- **Activity**
Work out the number of lines below containing the word "Capacity" and give nothing besides it.

- **Data extracts**
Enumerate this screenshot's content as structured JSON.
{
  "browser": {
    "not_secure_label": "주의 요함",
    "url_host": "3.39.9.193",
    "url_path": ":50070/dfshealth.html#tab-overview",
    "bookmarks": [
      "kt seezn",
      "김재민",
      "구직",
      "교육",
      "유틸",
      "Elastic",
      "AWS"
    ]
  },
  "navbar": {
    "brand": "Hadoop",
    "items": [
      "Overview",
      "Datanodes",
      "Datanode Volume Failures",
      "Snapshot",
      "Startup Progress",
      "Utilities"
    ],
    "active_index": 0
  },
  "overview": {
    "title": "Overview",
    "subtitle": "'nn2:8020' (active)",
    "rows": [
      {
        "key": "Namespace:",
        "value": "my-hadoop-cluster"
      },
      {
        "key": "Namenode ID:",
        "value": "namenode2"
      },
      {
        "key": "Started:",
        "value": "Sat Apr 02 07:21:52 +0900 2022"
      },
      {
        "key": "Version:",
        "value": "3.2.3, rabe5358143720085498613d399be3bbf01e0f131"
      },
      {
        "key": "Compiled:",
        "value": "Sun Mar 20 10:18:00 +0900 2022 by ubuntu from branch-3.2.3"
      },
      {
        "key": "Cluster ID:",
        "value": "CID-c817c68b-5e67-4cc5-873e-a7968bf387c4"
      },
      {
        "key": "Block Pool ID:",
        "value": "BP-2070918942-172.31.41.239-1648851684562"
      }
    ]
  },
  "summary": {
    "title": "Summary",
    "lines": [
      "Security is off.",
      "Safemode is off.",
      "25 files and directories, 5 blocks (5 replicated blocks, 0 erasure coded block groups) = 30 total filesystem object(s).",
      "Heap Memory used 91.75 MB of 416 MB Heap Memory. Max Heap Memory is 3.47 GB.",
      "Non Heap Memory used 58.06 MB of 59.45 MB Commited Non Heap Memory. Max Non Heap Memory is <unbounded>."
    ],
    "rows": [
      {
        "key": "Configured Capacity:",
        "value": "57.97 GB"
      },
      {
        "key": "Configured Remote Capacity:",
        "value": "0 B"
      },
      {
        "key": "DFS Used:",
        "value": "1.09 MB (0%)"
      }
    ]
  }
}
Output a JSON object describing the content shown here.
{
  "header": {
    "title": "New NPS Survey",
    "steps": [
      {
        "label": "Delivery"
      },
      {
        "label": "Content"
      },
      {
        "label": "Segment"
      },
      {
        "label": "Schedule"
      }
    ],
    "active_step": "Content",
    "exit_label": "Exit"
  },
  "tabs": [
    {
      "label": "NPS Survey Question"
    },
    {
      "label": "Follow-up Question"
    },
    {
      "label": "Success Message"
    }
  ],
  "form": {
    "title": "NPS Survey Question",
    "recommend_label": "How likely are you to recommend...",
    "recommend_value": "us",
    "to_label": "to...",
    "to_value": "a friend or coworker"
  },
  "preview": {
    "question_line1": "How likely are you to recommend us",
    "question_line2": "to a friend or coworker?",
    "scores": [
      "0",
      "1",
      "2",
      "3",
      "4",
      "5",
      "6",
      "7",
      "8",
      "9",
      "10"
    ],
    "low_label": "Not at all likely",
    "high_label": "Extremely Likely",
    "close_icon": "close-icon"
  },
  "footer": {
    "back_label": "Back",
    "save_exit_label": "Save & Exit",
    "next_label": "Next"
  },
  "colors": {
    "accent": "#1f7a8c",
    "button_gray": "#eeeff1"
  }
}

- **Response area**
2